• **Data for this exercise**:
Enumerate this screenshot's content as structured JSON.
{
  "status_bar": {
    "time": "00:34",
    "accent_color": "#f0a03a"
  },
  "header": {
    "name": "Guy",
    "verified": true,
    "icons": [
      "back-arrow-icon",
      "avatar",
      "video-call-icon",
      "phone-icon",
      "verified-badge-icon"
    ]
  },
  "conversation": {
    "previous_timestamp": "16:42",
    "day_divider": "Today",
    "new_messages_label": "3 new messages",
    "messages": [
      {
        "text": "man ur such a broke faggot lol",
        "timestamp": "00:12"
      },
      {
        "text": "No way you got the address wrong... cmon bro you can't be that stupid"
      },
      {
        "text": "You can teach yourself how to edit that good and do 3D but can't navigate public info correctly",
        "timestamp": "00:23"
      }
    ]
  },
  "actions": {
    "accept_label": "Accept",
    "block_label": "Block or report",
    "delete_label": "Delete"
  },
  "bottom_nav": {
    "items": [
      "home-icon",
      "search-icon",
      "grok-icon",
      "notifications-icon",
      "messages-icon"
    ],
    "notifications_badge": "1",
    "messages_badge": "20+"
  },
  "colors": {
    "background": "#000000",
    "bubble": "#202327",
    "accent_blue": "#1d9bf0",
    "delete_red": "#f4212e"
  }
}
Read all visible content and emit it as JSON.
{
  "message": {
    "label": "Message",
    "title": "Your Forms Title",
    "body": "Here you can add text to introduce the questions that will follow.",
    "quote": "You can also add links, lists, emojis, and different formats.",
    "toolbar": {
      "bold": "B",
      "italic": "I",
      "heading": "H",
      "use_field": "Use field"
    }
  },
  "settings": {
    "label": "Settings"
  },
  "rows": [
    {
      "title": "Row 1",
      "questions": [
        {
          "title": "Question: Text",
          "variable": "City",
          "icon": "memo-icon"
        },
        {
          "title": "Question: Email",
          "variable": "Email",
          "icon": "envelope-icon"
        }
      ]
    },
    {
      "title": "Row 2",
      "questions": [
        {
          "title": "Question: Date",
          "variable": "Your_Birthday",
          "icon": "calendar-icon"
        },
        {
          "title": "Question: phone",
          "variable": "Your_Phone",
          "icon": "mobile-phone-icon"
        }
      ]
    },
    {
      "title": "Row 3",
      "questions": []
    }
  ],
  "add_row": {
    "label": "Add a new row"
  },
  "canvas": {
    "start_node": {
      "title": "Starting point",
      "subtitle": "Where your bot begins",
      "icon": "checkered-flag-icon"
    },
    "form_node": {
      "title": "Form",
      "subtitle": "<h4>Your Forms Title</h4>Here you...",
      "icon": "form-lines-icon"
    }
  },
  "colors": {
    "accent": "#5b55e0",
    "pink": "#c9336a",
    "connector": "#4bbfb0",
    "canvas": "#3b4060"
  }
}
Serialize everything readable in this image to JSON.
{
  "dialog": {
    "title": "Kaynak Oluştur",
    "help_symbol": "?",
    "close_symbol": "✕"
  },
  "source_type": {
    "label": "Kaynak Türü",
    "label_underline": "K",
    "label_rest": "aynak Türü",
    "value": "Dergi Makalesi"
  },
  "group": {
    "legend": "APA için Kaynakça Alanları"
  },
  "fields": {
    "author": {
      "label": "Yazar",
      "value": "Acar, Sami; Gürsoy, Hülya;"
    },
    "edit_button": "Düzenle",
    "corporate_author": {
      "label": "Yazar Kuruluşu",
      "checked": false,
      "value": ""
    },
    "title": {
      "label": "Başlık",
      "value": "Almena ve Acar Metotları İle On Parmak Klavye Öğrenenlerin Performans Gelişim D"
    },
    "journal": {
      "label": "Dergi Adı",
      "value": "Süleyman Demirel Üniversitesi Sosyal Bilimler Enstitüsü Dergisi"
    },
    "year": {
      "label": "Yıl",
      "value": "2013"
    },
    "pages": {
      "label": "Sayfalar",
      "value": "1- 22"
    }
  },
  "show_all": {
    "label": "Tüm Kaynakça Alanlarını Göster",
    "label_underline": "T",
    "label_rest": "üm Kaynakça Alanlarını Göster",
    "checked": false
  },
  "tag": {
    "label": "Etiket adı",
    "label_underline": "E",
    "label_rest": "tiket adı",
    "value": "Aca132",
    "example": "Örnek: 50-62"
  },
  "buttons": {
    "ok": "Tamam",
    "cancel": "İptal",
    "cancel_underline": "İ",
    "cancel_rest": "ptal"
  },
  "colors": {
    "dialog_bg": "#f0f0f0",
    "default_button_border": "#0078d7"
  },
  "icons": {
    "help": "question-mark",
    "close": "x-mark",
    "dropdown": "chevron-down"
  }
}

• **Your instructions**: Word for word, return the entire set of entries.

• **Result for this exercise**:
Enumerate this screenshot's content as structured JSON.
{
  "status_bar": {
    "time": "00:34",
    "accent_color": "#f0a03a"
  },
  "header": {
    "name": "Guy",
    "verified": true,
    "icons": [
      "back-arrow-icon",
      "avatar",
      "video-call-icon",
      "phone-icon",
      "verified-badge-icon"
    ]
  },
  "conversation": {
    "previous_timestamp": "16:42",
    "day_divider": "Today",
    "new_messages_label": "3 new messages",
    "messages": [
      {
        "text": "man ur such a broke faggot lol",
        "timestamp": "00:12"
      },
      {
        "text": "No way you got the address wrong... cmon bro you can't be that stupid"
      },
      {
        "text": "You can teach yourself how to edit that good and do 3D but can't navigate public info correctly",
        "timestamp": "00:23"
      }
    ]
  },
  "actions": {
    "accept_label": "Accept",
    "block_label": "Block or report",
    "delete_label": "Delete"
  },
  "bottom_nav": {
    "items": [
      "home-icon",
      "search-icon",
      "grok-icon",
      "notifications-icon",
      "messages-icon"
    ],
    "notifications_badge": "1",
    "messages_badge": "20+"
  },
  "colors": {
    "background": "#000000",
    "bubble": "#202327",
    "accent_blue": "#1d9bf0",
    "delete_red": "#f4212e"
  }
}
Read all visible content and emit it as JSON.
{
  "message": {
    "label": "Message",
    "title": "Your Forms Title",
    "body": "Here you can add text to introduce the questions that will follow.",
    "quote": "You can also add links, lists, emojis, and different formats.",
    "toolbar": {
      "bold": "B",
      "italic": "I",
      "heading": "H",
      "use_field": "Use field"
    }
  },
  "settings": {
    "label": "Settings"
  },
  "rows": [
    {
      "title": "Row 1",
      "questions": [
        {
          "title": "Question: Text",
          "variable": "City",
          "icon": "memo-icon"
        },
        {
          "title": "Question: Email",
          "variable": "Email",
          "icon": "envelope-icon"
        }
      ]
    },
    {
      "title": "Row 2",
      "questions": [
        {
          "title": "Question: Date",
          "variable": "Your_Birthday",
          "icon": "calendar-icon"
        },
        {
          "title": "Question: phone",
          "variable": "Your_Phone",
          "icon": "mobile-phone-icon"
        }
      ]
    },
    {
      "title": "Row 3",
      "questions": []
    }
  ],
  "add_row": {
    "label": "Add a new row"
  },
  "canvas": {
    "start_node": {
      "title": "Starting point",
      "subtitle": "Where your bot begins",
      "icon": "checkered-flag-icon"
    },
    "form_node": {
      "title": "Form",
      "subtitle": "<h4>Your Forms Title</h4>Here you...",
      "icon": "form-lines-icon"
    }
  },
  "colors": {
    "accent": "#5b55e0",
    "pink": "#c9336a",
    "connector": "#4bbfb0",
    "canvas": "#3b4060"
  }
}
Serialize everything readable in this image to JSON.
{
  "dialog": {
    "title": "Kaynak Oluştur",
    "help_symbol": "?",
    "close_symbol": "✕"
  },
  "source_type": {
    "label": "Kaynak Türü",
    "label_underline": "K",
    "label_rest": "aynak Türü",
    "value": "Dergi Makalesi"
  },
  "group": {
    "legend": "APA için Kaynakça Alanları"
  },
  "fields": {
    "author": {
      "label": "Yazar",
      "value": "Acar, Sami; Gürsoy, Hülya;"
    },
    "edit_button": "Düzenle",
    "corporate_author": {
      "label": "Yazar Kuruluşu",
      "checked": false,
      "value": ""
    },
    "title": {
      "label": "Başlık",
      "value": "Almena ve Acar Metotları İle On Parmak Klavye Öğrenenlerin Performans Gelişim D"
    },
    "journal": {
      "label": "Dergi Adı",
      "value": "Süleyman Demirel Üniversitesi Sosyal Bilimler Enstitüsü Dergisi"
    },
    "year": {
      "label": "Yıl",
      "value": "2013"
    },
    "pages": {
      "label": "Sayfalar",
      "value": "1- 22"
    }
  },
  "show_all": {
    "label": "Tüm Kaynakça Alanlarını Göster",
    "label_underline": "T",
    "label_rest": "üm Kaynakça Alanlarını Göster",
    "checked": false
  },
  "tag": {
    "label": "Etiket adı",
    "label_underline": "E",
    "label_rest": "tiket adı",
    "value": "Aca132",
    "example": "Örnek: 50-62"
  },
  "buttons": {
    "ok": "Tamam",
    "cancel": "İptal",
    "cancel_underline": "İ",
    "cancel_rest": "ptal"
  },
  "colors": {
    "dialog_bg": "#f0f0f0",
    "default_button_border": "#0078d7"
  },
  "icons": {
    "help": "question-mark",
    "close": "x-mark",
    "dropdown": "chevron-down"
  }
}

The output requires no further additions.